Recently, I attended the National REIA Mid-Year Leadership Conference in Atlanta. While there, I had the opportunity to network with Charles Tassell, National REIA’s Chief Operating Officer and Director of Government Affairs, and with Jeff Watson, who leads the Distressed Property Coalition and is Nations REIA’s representative to the Seller Finance Coalition. (For those who don’t remember, ACRE is the Southwestern Pennsylvania Chapter of National REIA and we contribute over $5,000.00 per year from your ACRE dues to National REIA to support its operations).
The most exciting news to come out of this year’s Mid-Year Conference is that HR-5301 had gotten broad bi-partisan support from liberal and conservative members of Congress, and is not opposed by the National Association of Realtors. This means HR-5301 has a great chance of passing, even in an election year.
So, why should you as a real estate investor care about this? Because not too long ago, buying and renovating single family homes and selling them to consumers with seller financing was an important part of many investors’ businesses, as well as a great way to improve the housing stock in U.S. cities, provide more jobs in the rehab construction industry and provide clean, safe, affordable homes to consumers who wanted to own, not rent.
When the SAFE Act, Dodd-Frank Act became law, investors were limited first, to no more than five, and then to no more than three, seller financed loans to consumers per year. Even more restrictive, the Dodd-Frank regulations imposed the same burdens on investors to verify consumer credit and income from third party sources and properly calculate each consumer’s ability to repay which it imposed on big banks like Bank of America, Wells-Fargo and Chase. And if that weren’t enough, seller financed loans from mom and pop real estate investors were subject to the same voluminous and strict scrutiny of the Consumer Finance Protection Bureau in Washington, D.C.

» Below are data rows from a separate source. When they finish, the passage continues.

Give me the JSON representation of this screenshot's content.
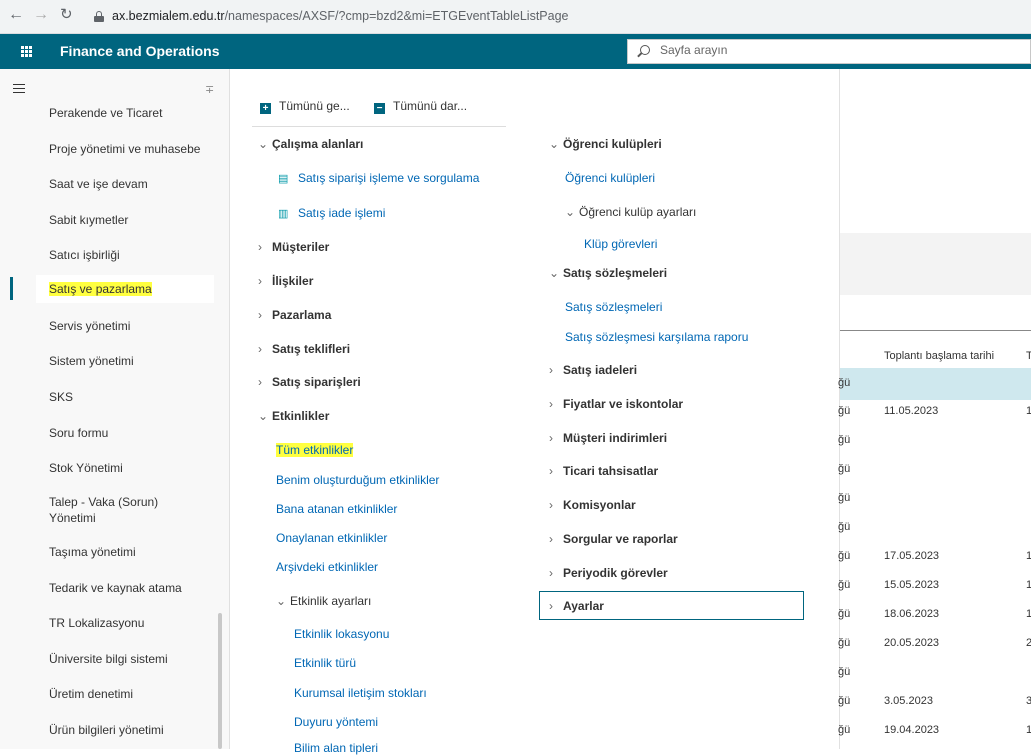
{
  "browser": {
    "url_host": "ax.bezmialem.edu.tr",
    "url_path": "/namespaces/AXSF/?cmp=bzd2&mi=ETGEventTableListPage"
  },
  "app": {
    "title": "Finance and Operations",
    "search_placeholder": "Sayfa arayın",
    "accent_color": "#00657f",
    "link_color": "#0067b4",
    "highlight_color": "#ffff40"
  },
  "sidebar": {
    "items": [
      {
        "label": "Perakende ve Ticaret"
      },
      {
        "label": "Proje yönetimi ve muhasebe"
      },
      {
        "label": "Saat ve işe devam"
      },
      {
        "label": "Sabit kıymetler"
      },
      {
        "label": "Satıcı işbirliği"
      },
      {
        "label": "Satış ve pazarlama",
        "active": true
      },
      {
        "label": "Servis yönetimi"
      },
      {
        "label": "Sistem yönetimi"
      },
      {
        "label": "SKS"
      },
      {
        "label": "Soru formu"
      },
      {
        "label": "Stok Yönetimi"
      },
      {
        "label": "Talep - Vaka (Sorun) Yönetimi"
      },
      {
        "label": "Taşıma yönetimi"
      },
      {
        "label": "Tedarik ve kaynak atama"
      },
      {
        "label": "TR Lokalizasyonu"
      },
      {
        "label": "Üniversite bilgi sistemi"
      },
      {
        "label": "Üretim denetimi"
      },
      {
        "label": "Ürün bilgileri yönetimi"
      }
    ]
  },
  "menu": {
    "expand_all": "Tümünü ge...",
    "collapse_all": "Tümünü dar...",
    "left": [
      {
        "label": "Çalışma alanları",
        "type": "group",
        "expanded": true
      },
      {
        "label": "Satış siparişi işleme ve sorgulama",
        "type": "workspace"
      },
      {
        "label": "Satış iade işlemi",
        "type": "workspace"
      },
      {
        "label": "Müşteriler",
        "type": "group"
      },
      {
        "label": "İlişkiler",
        "type": "group"
      },
      {
        "label": "Pazarlama",
        "type": "group"
      },
      {
        "label": "Satış teklifleri",
        "type": "group"
      },
      {
        "label": "Satış siparişleri",
        "type": "group"
      },
      {
        "label": "Etkinlikler",
        "type": "group",
        "expanded": true
      },
      {
        "label": "Tüm etkinlikler",
        "type": "link",
        "highlight": true
      },
      {
        "label": "Benim oluşturduğum etkinlikler",
        "type": "link"
      },
      {
        "label": "Bana atanan etkinlikler",
        "type": "link"
      },
      {
        "label": "Onaylanan etkinlikler",
        "type": "link"
      },
      {
        "label": "Arşivdeki etkinlikler",
        "type": "link"
      },
      {
        "label": "Etkinlik ayarları",
        "type": "subgroup",
        "expanded": true
      },
      {
        "label": "Etkinlik lokasyonu",
        "type": "link"
      },
      {
        "label": "Etkinlik türü",
        "type": "link"
      },
      {
        "label": "Kurumsal iletişim stokları",
        "type": "link"
      },
      {
        "label": "Duyuru yöntemi",
        "type": "link"
      },
      {
        "label": "Bilim alan tipleri",
        "type": "link"
      }
    ],
    "right": [
      {
        "label": "Öğrenci kulüpleri",
        "type": "group",
        "expanded": true
      },
      {
        "label": "Öğrenci kulüpleri",
        "type": "link"
      },
      {
        "label": "Öğrenci kulüp ayarları",
        "type": "subgroup",
        "expanded": true
      },
      {
        "label": "Klüp görevleri",
        "type": "link"
      },
      {
        "label": "Satış sözleşmeleri",
        "type": "group",
        "expanded": true
      },
      {
        "label": "Satış sözleşmeleri",
        "type": "link"
      },
      {
        "label": "Satış sözleşmesi karşılama raporu",
        "type": "link"
      },
      {
        "label": "Satış iadeleri",
        "type": "group"
      },
      {
        "label": "Fiyatlar ve iskontolar",
        "type": "group"
      },
      {
        "label": "Müşteri indirimleri",
        "type": "group"
      },
      {
        "label": "Ticari tahsisatlar",
        "type": "group"
      },
      {
        "label": "Komisyonlar",
        "type": "group"
      },
      {
        "label": "Sorgular ve raporlar",
        "type": "group"
      },
      {
        "label": "Periyodik görevler",
        "type": "group"
      },
      {
        "label": "Ayarlar",
        "type": "group",
        "focused": true
      }
    ]
  },
  "background_grid": {
    "column_header": "Toplantı başlama tarihi",
    "column_header2": "T",
    "rows": [
      {
        "c1": "ğü",
        "date": "",
        "c3": ""
      },
      {
        "c1": "ğü",
        "date": "11.05.2023",
        "c3": "1"
      },
      {
        "c1": "ğü",
        "date": "",
        "c3": ""
      },
      {
        "c1": "ğü",
        "date": "",
        "c3": ""
      },
      {
        "c1": "ğü",
        "date": "",
        "c3": ""
      },
      {
        "c1": "ğü",
        "date": "",
        "c3": ""
      },
      {
        "c1": "ğü",
        "date": "17.05.2023",
        "c3": "1"
      },
      {
        "c1": "ğü",
        "date": "15.05.2023",
        "c3": "1"
      },
      {
        "c1": "ğü",
        "date": "18.06.2023",
        "c3": "1"
      },
      {
        "c1": "ğü",
        "date": "20.05.2023",
        "c3": "2"
      },
      {
        "c1": "ğü",
        "date": "",
        "c3": ""
      },
      {
        "c1": "ğü",
        "date": "3.05.2023",
        "c3": "3"
      },
      {
        "c1": "ğü",
        "date": "19.04.2023",
        "c3": "1"
      }
    ]
  }
}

Over the past few years this led me to advise my client investors to not finance to consumers – PERIOID. You could still buy, renovate and rent properties, and even give tenants the option to buy (with financing they could get from a bank or mortgage lender). But a seller financed mortgage or installment land contract was just too risky for most sellers under these laws. Because of this advice, some gurus even said I was unfriendly to investors, which is ironic since real estate investors are the bulk of my clientele.

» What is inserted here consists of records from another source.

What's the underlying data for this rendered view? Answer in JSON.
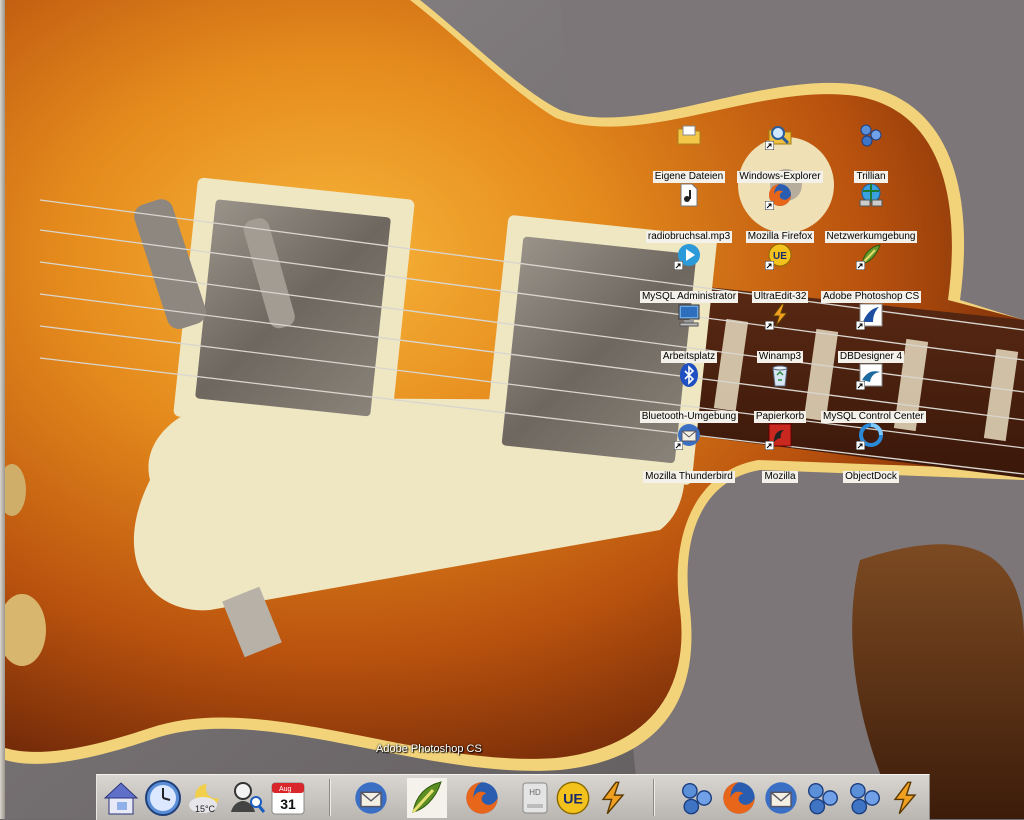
{
  "desktop": {
    "icons": [
      {
        "label": "Eigene Dateien",
        "icon": "folder-docs-icon"
      },
      {
        "label": "Windows-Explorer",
        "icon": "explorer-icon"
      },
      {
        "label": "Trillian",
        "icon": "trillian-icon"
      },
      {
        "label": "radiobruchsal.mp3",
        "icon": "mp3-file-icon"
      },
      {
        "label": "Mozilla Firefox",
        "icon": "firefox-icon"
      },
      {
        "label": "Netzwerkumgebung",
        "icon": "network-icon"
      },
      {
        "label": "MySQL Administrator",
        "icon": "mysql-admin-icon"
      },
      {
        "label": "UltraEdit-32",
        "icon": "ultraedit-icon"
      },
      {
        "label": "Adobe Photoshop CS",
        "icon": "photoshop-icon"
      },
      {
        "label": "Arbeitsplatz",
        "icon": "computer-icon"
      },
      {
        "label": "Winamp3",
        "icon": "winamp-icon"
      },
      {
        "label": "DBDesigner 4",
        "icon": "dbdesigner-icon"
      },
      {
        "label": "Bluetooth-Umgebung",
        "icon": "bluetooth-icon"
      },
      {
        "label": "Papierkorb",
        "icon": "recycle-bin-icon"
      },
      {
        "label": "MySQL Control Center",
        "icon": "mysql-cc-icon"
      },
      {
        "label": "Mozilla Thunderbird",
        "icon": "thunderbird-icon"
      },
      {
        "label": "Mozilla",
        "icon": "mozilla-icon"
      },
      {
        "label": "ObjectDock",
        "icon": "objectdock-icon"
      }
    ]
  },
  "dock": {
    "tooltip": "Adobe Photoshop CS",
    "weather_temp": "15°C",
    "calendar_month": "Aug",
    "calendar_day": "31",
    "drive_label": "HD",
    "items": [
      {
        "name": "home-icon"
      },
      {
        "name": "clock-icon"
      },
      {
        "name": "weather-icon"
      },
      {
        "name": "user-search-icon"
      },
      {
        "name": "calendar-icon"
      },
      {
        "name": "thunderbird-icon"
      },
      {
        "name": "photoshop-icon"
      },
      {
        "name": "firefox-icon"
      },
      {
        "name": "hard-drive-icon"
      },
      {
        "name": "ultraedit-icon"
      },
      {
        "name": "winamp-icon"
      },
      {
        "name": "trillian-icon"
      },
      {
        "name": "firefox-icon"
      },
      {
        "name": "thunderbird-icon"
      },
      {
        "name": "trillian-icon"
      },
      {
        "name": "trillian-icon"
      },
      {
        "name": "winamp-icon"
      }
    ]
  },
  "colors": {
    "label_bg": "#f3f1ea",
    "guitar_body": "#c96a14",
    "binding": "#f2d37a"
  }
}
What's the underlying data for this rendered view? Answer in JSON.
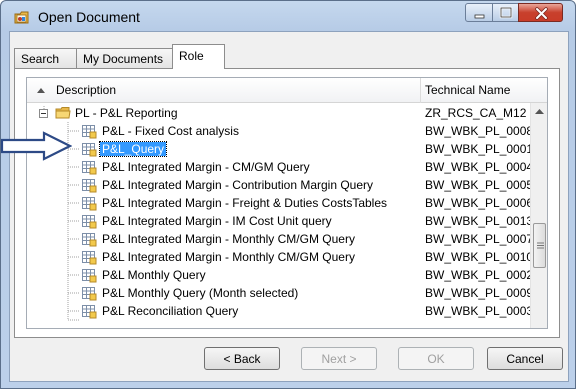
{
  "window": {
    "title": "Open Document"
  },
  "tabs": [
    {
      "label": "Search"
    },
    {
      "label": "My Documents"
    },
    {
      "label": "Role"
    }
  ],
  "columns": {
    "description": "Description",
    "technical_name": "Technical Name"
  },
  "folder": {
    "label": "PL - P&L Reporting",
    "technical_name": "ZR_RCS_CA_M12"
  },
  "rows": [
    {
      "label": "P&L - Fixed Cost analysis",
      "technical_name": "BW_WBK_PL_0008"
    },
    {
      "label": "P&L_Query",
      "technical_name": "BW_WBK_PL_0001",
      "selected": true
    },
    {
      "label": "P&L Integrated Margin - CM/GM Query",
      "technical_name": "BW_WBK_PL_0004"
    },
    {
      "label": "P&L Integrated Margin - Contribution Margin Query",
      "technical_name": "BW_WBK_PL_0005"
    },
    {
      "label": "P&L Integrated Margin - Freight & Duties CostsTables",
      "technical_name": "BW_WBK_PL_0006"
    },
    {
      "label": "P&L Integrated Margin - IM Cost Unit query",
      "technical_name": "BW_WBK_PL_0013"
    },
    {
      "label": "P&L Integrated Margin - Monthly CM/GM Query",
      "technical_name": "BW_WBK_PL_0007"
    },
    {
      "label": "P&L Integrated Margin - Monthly CM/GM Query",
      "technical_name": "BW_WBK_PL_0010"
    },
    {
      "label": "P&L Monthly Query",
      "technical_name": "BW_WBK_PL_0002"
    },
    {
      "label": "P&L Monthly Query (Month selected)",
      "technical_name": "BW_WBK_PL_0009"
    },
    {
      "label": "P&L Reconciliation Query",
      "technical_name": "BW_WBK_PL_0003"
    }
  ],
  "buttons": {
    "back": "< Back",
    "next": "Next >",
    "ok": "OK",
    "cancel": "Cancel"
  },
  "colors": {
    "selection": "#3399ff",
    "folder": "#f2c94c",
    "arrow_border": "#2d4a86"
  }
}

In the wake of these onerous laws and regulations, National REIA became the largest member of the Seller Finance Coalition and helped to craft and supported what has now become HR-5301, The Seller Finance Enhancement Act. HR-5301 was introduced in the House in May and is now in review by the House Committee on Financial Services, a standing committee on which Pennsylvania representatives Keith Rothfus and Michael Fitzpatrick sit as members.

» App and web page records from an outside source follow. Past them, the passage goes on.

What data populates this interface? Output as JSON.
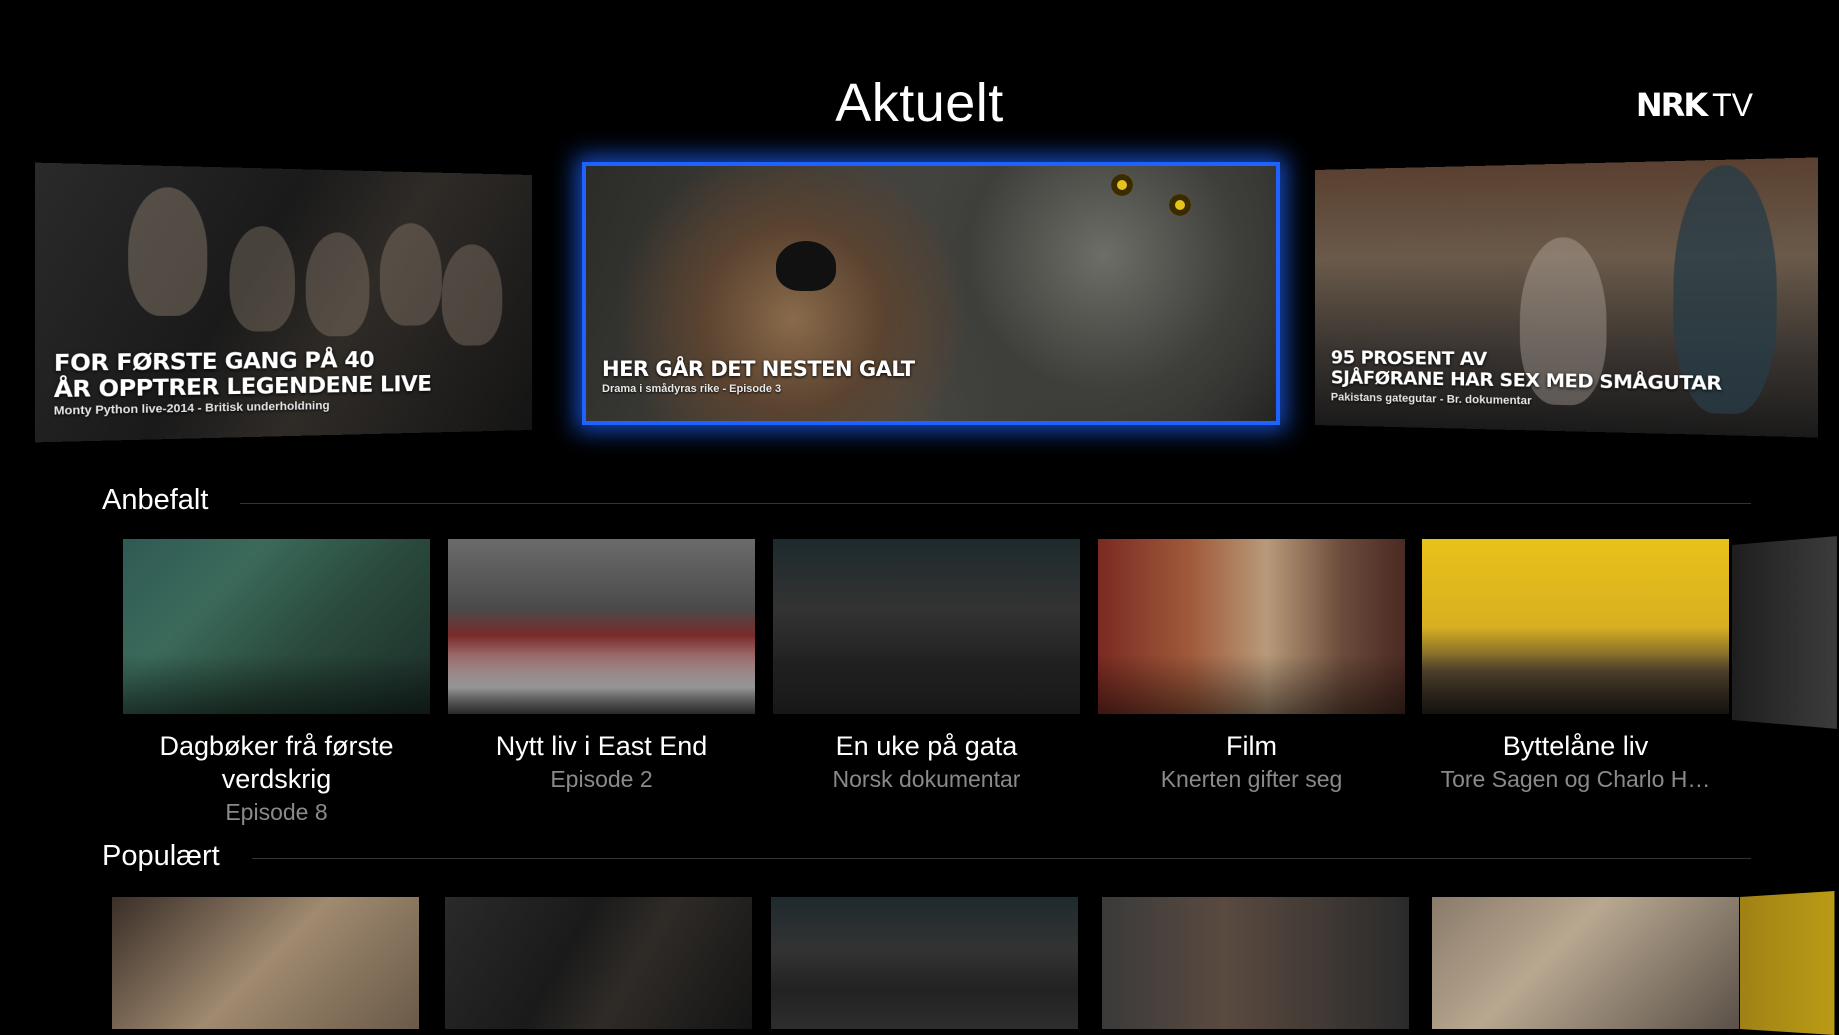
{
  "header": {
    "title": "Aktuelt",
    "logo_mark": "NRK",
    "logo_text": "TV"
  },
  "hero": [
    {
      "headline_1": "FOR FØRSTE GANG PÅ 40",
      "headline_2": "ÅR OPPTRER LEGENDENE LIVE",
      "sub": "Monty Python live-2014 - Britisk underholdning"
    },
    {
      "headline_1": "HER GÅR DET NESTEN GALT",
      "headline_2": "",
      "sub": "Drama i smådyras rike - Episode 3"
    },
    {
      "headline_1": "95 PROSENT AV",
      "headline_2": "SJÅFØRANE HAR SEX MED SMÅGUTAR",
      "sub": "Pakistans gategutar - Br. dokumentar"
    }
  ],
  "rows": {
    "anbefalt": {
      "title": "Anbefalt",
      "items": [
        {
          "title_1": "Dagbøker frå første",
          "title_2": "verdskrig",
          "subtitle": "Episode 8"
        },
        {
          "title_1": "Nytt liv i East End",
          "title_2": "",
          "subtitle": "Episode 2"
        },
        {
          "title_1": "En uke på gata",
          "title_2": "",
          "subtitle": "Norsk dokumentar"
        },
        {
          "title_1": "Film",
          "title_2": "",
          "subtitle": "Knerten gifter seg"
        },
        {
          "title_1": "Byttelåne liv",
          "title_2": "",
          "subtitle": "Tore Sagen og Charlo H…"
        }
      ]
    },
    "populaert": {
      "title": "Populært"
    }
  },
  "colors": {
    "background": "#000000",
    "focus_border": "#1e63ff",
    "subtitle_gray": "#8a8a8a"
  }
}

What does HR-5301 actually say or do for us if it passes and becomes law? You can read the whole text at Congress.gov, searching under bills, or see the link on our ACRE website. No need to fear, it is not a whole book like Dodd-Frank or Obama Care. It is only four short pages.
The short summary is that it EXEMPTS sellers of real estate who provide seller financing on up to 24 properties, in a 12 month period, to consumer borrowers by mortgage loans or equivalent (i.e. installment land contracts) from the Loan Originator Licensing and Registration requirements of the SAFE Act (12 U.S.C. §5103), and from the debt to income ratio restrictions of the Dodd-Frank Act (15 U.S.C. §1693c (b)(2)(A).
Twenty four seller financed loans per year, including first mortgages, second mortgages and installment land contracts is enough for almost any small real estate investor to get back to improving our cities’ housing stock, providing clean, safe housing for consumers to own, and making some long term interest on these transactions to help secure and stabilize our own financial futures.
Call or email Keith Rothfus today to express your support for HR-5301. (412) 837-1361; rothfus.house.gov.
The author, Bradley S. Dornish is a licensed attorney, title insurance agent and real estate instructor in Pennsylvania. He can be reached at firstname.lastname@example.org.